■ **Assignment**: An identical copy of every entry below is the required output.

■ **Data records**:
┌──

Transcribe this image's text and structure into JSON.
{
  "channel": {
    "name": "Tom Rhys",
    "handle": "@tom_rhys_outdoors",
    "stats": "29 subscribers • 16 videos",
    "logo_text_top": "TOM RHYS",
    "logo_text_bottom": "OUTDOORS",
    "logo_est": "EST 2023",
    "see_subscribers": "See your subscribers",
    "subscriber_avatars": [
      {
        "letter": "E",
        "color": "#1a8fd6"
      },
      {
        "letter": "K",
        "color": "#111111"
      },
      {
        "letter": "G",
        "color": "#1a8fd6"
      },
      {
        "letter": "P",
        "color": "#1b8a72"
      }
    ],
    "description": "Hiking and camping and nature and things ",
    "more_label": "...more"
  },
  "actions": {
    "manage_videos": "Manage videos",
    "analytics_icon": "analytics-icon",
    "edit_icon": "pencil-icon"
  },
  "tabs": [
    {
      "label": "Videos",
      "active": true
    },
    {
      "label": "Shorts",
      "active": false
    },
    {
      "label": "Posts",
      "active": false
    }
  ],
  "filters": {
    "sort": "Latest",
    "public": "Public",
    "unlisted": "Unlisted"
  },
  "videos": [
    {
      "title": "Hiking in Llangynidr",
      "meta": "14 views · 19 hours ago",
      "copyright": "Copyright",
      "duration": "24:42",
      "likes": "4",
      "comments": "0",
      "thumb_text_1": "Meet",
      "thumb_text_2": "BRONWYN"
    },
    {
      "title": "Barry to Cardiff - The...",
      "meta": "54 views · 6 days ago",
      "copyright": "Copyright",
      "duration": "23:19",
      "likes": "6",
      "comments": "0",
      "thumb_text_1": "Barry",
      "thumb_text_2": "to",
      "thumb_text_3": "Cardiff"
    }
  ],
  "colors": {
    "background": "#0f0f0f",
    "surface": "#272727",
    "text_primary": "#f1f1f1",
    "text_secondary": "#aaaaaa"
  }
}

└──

■ **Finished task**:
Transcribe this image's text and structure into JSON.
{
  "channel": {
    "name": "Tom Rhys",
    "handle": "@tom_rhys_outdoors",
    "stats": "29 subscribers • 16 videos",
    "logo_text_top": "TOM RHYS",
    "logo_text_bottom": "OUTDOORS",
    "logo_est": "EST 2023",
    "see_subscribers": "See your subscribers",
    "subscriber_avatars": [
      {
        "letter": "E",
        "color": "#1a8fd6"
      },
      {
        "letter": "K",
        "color": "#111111"
      },
      {
        "letter": "G",
        "color": "#1a8fd6"
      },
      {
        "letter": "P",
        "color": "#1b8a72"
      }
    ],
    "description": "Hiking and camping and nature and things ",
    "more_label": "...more"
  },
  "actions": {
    "manage_videos": "Manage videos",
    "analytics_icon": "analytics-icon",
    "edit_icon": "pencil-icon"
  },
  "tabs": [
    {
      "label": "Videos",
      "active": true
    },
    {
      "label": "Shorts",
      "active": false
    },
    {
      "label": "Posts",
      "active": false
    }
  ],
  "filters": {
    "sort": "Latest",
    "public": "Public",
    "unlisted": "Unlisted"
  },
  "videos": [
    {
      "title": "Hiking in Llangynidr",
      "meta": "14 views · 19 hours ago",
      "copyright": "Copyright",
      "duration": "24:42",
      "likes": "4",
      "comments": "0",
      "thumb_text_1": "Meet",
      "thumb_text_2": "BRONWYN"
    },
    {
      "title": "Barry to Cardiff - The...",
      "meta": "54 views · 6 days ago",
      "copyright": "Copyright",
      "duration": "23:19",
      "likes": "6",
      "comments": "0",
      "thumb_text_1": "Barry",
      "thumb_text_2": "to",
      "thumb_text_3": "Cardiff"
    }
  ],
  "colors": {
    "background": "#0f0f0f",
    "surface": "#272727",
    "text_primary": "#f1f1f1",
    "text_secondary": "#aaaaaa"
  }
}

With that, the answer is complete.